Coincidentally, Niantic's CEO John Hanke this week also offered a first glimpse at what appeared to be the AR headset reference design the company is working on together with Qualcomm. A small snippet of a device tweeted by Hanke immediately led to all kinds of speculation about future Niantic-branded AR consumer hardware, but Quinn already shot those rumors down: "We are not building our own hardware, nor do we have plans to," she told me last year.
- On Protocol: T-Mobile is already shutting down its live TV service. TVision will go away at the end of April, half a year after its launch.
- Quest 2 has sold better than all other Oculus headsets combined. This includes Rift, Go and Rift 2. Now if Facebook only gave us some real numbers …
- Why it's hard to make sense of media company valuations. Viacom's stock lost half of its value over the past two weeks. What's up with that?
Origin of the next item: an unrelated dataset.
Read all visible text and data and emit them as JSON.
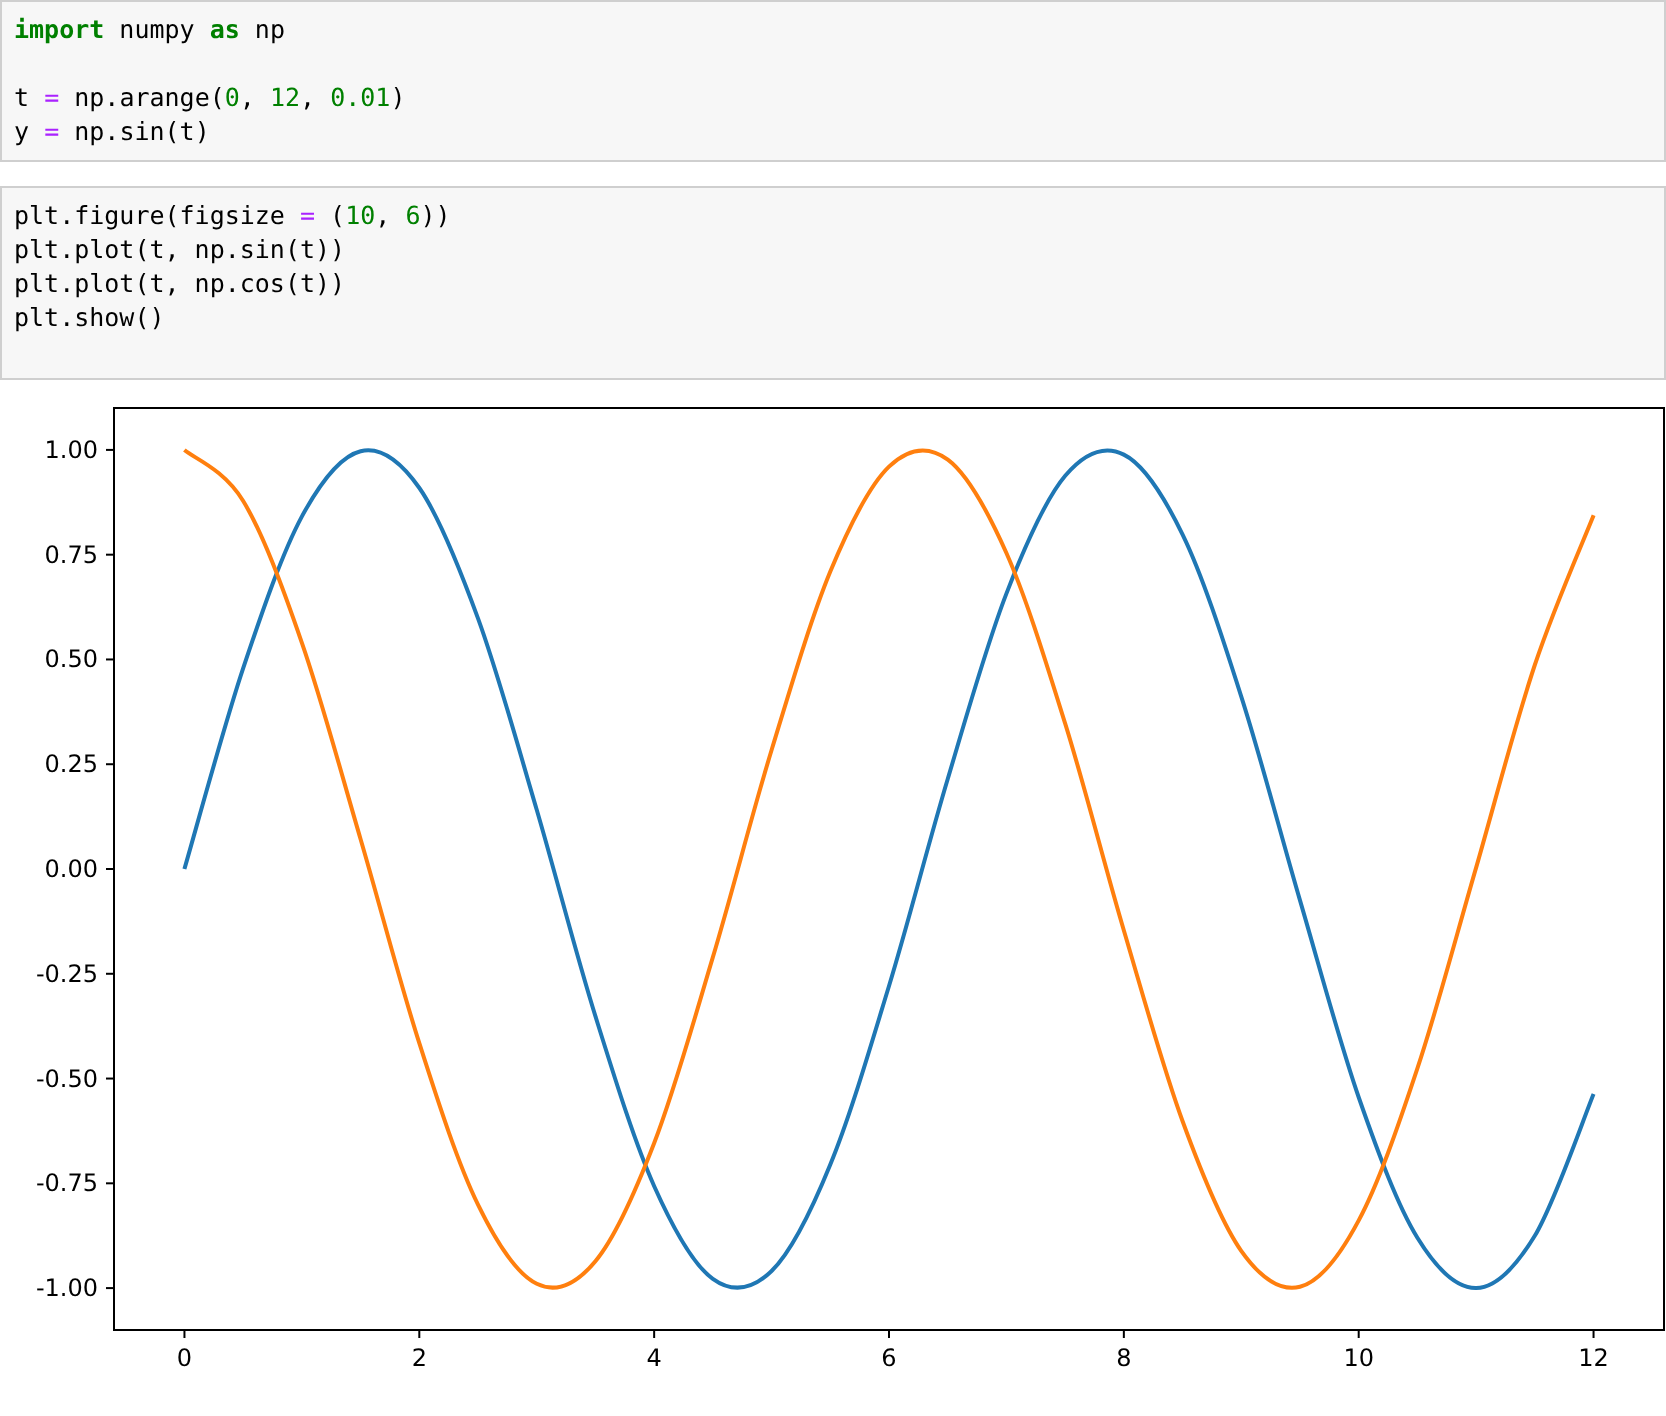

- Sports streamer DAZN pays big for Italian soccer games. DAZN, which is led by ESPN and Disney alumni John Skipper and Kevin Mayer, is shelling out almost $1 billion per season for the Serie A league.
- Snap may announce new AR glasses in May. The next version of Spectacles may come with actual AR overlays, but it might be sold only to developers.
- Apple leads investment into a music distribution company. UnitedMasters raised $50 million in new funding for its services targeting independent musicians.
- U.S. Army orders 120,000 custom AR headsets from Microsoft. The contract for HoloLens-based headsets is worth close to $22 billion over 10 years.
- Technicolor has deployed over 10 million Android TV set-top boxes. One of Google's not-so-secret weapons in the smart TV platform space has long been its operator business.
I've got one word for you, dear returning reader: tomorrow. If that sentence made you feel like you're missing some context, then you probably didn't catch my daughter's riddle in last week's Next Up — and you may get a sense of how I felt after reading an article about the mafia fugitive who got arrested after posting cooking videos to YouTube. What did he cook? Were his videos any good? Did he have a loyal online following? Was he trying to monetize his skills, and become a famous YouTuber? How many other YouTube videos have been produced by bored criminals in hiding? Should the FBI have an influencer protection program? Has anyone ever been under TikTok house arrest? So many questions that we may never know the answers to. Still, from now on, I'm going to imagine that every YouTuber is secretly a criminal mastermind. I mean, seriously: What is Lofi Girl working on, if not a long-winded confession?
Thanks for reading — see you next week!